How can I tell if my pet has fleas?
Cats are very good at grooming themselves, which can make it very difficult to see live fleas on your cat. The most common signs of a flea infestation on your pet are:
Over-grooming (this is where your cat will lick and nibble at the same area repeatedly)
Bald patches or areas where the hair looks short and broken
Scabs and sore areas
You may also notice flea faeces on your cat's coat (especially if you have a light coloured cat or if you look at the comb after grooming your cat) or on the surface where your cat has been sitting. These are small black specks that look like dirt. You can easily tell if these specks are flea faeces or truly dirt by putting them on a white tissue and then dropping a small drop or water on them. If they turn red they are flea faeces as the water shows up the digested blood that they contain.
Does it matter if my cat has fleas?
Flea bites are extremely itchy for your cat, and some cats can actually be allergic to fleas.
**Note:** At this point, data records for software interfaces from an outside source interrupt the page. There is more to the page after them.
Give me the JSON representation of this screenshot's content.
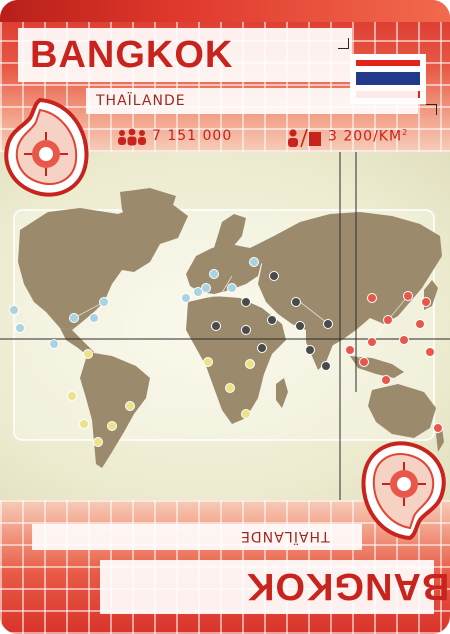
{
  "card": {
    "city": "BANGKOK",
    "country": "THAÏLANDE",
    "population": "7 151 000",
    "density": "3 200/KM",
    "density_exp": "2"
  },
  "colors": {
    "red": "#c8231c",
    "blue_dot": "#a9d3e0",
    "black_dot": "#4a4a4a",
    "yellow_dot": "#ece28a",
    "red_dot": "#e8574a"
  },
  "icons": {
    "population": "people-group-icon",
    "density": "person-per-area-icon",
    "ornament": "paisley-icon",
    "flag": "thailand-flag-icon"
  }
}
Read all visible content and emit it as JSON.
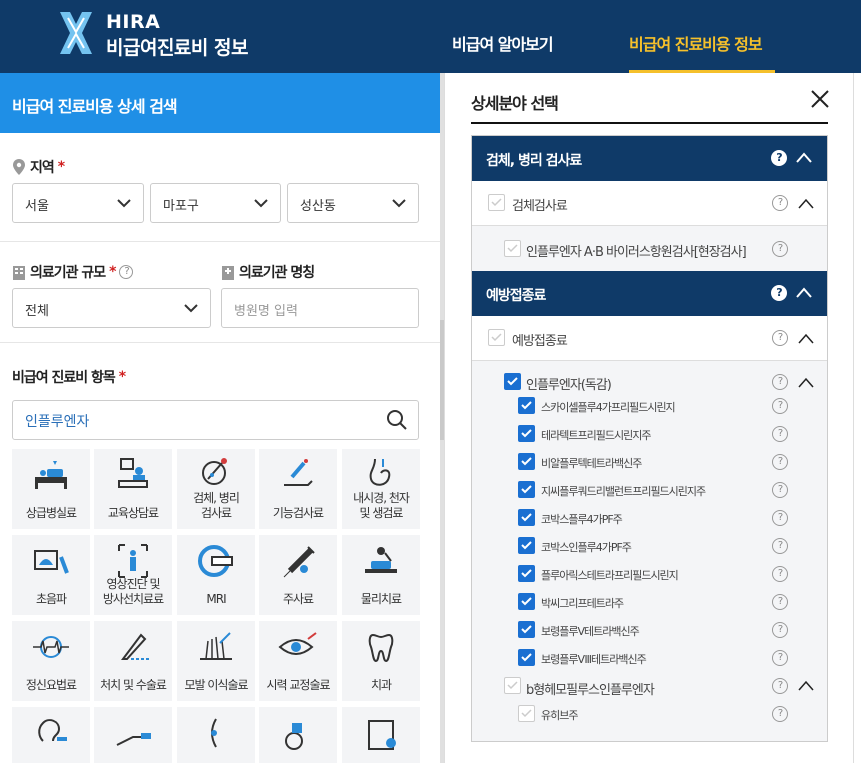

If your cat has a flea allergy their constant nibbling and licking at the itchy bites can cause them to develop very sore and infected areas on their skin.
Fleas bite and feed on blood from your cat. This means that if you have a very small kitten with a lot of fleas they can suffer from anaemia because of the loss of blood.
Fleas can also transmit tapeworm to your pet! It is estimated that cats will eat 50% of any fleas on their coat while grooming themselves. The tapeworm can be found inside the flea and will then infect your pet when eaten.
What can I do to prevent or treat fleas?
Prevention is much better than trying to get rid of a flea problem.
Spot-ons are a group of products that are generally one of the easiest ways to prevent (and treat) fleas on your cat. They are a small pipette containing a small amount of liquid that you squeeze onto the back of your cat's neck. Most of these products need to be re-applied monthly.
There are several spot on treatments that you can get over the counter in shops that do not work very well. There are also some dog spot on treatments that are very dangerous if accidentally applied to cats. So it is always worth getting a treatment that has been recommended by your vet and that addresses the specific needs of your pet!
Due to the large population of fleas that live in the environment it means that if your pet has live fleas on them you also need to treat your house. There are aerosol sprays that need to be used to kill the eggs that are in your home.
If your pet has an active flea infestation (live fleas or flea faeces are found on your cat) then it can take several months of treating the house and your cat before the problem is completely resolved.
Cat fleas are also not specific to cats! So if you have other pets in the house they also need to be treated with the appropriate flea treatments.
What do I do if I can't get rid of the fleas?
In the UK, many of the most effective (and safest) flea treatments must be prescribed by a vet. There can also be unique circumstances in particular households that are favourable to fleas and need more specilised advice. So if you are struggling, book a visit with one of your vets and we will be able to help you out.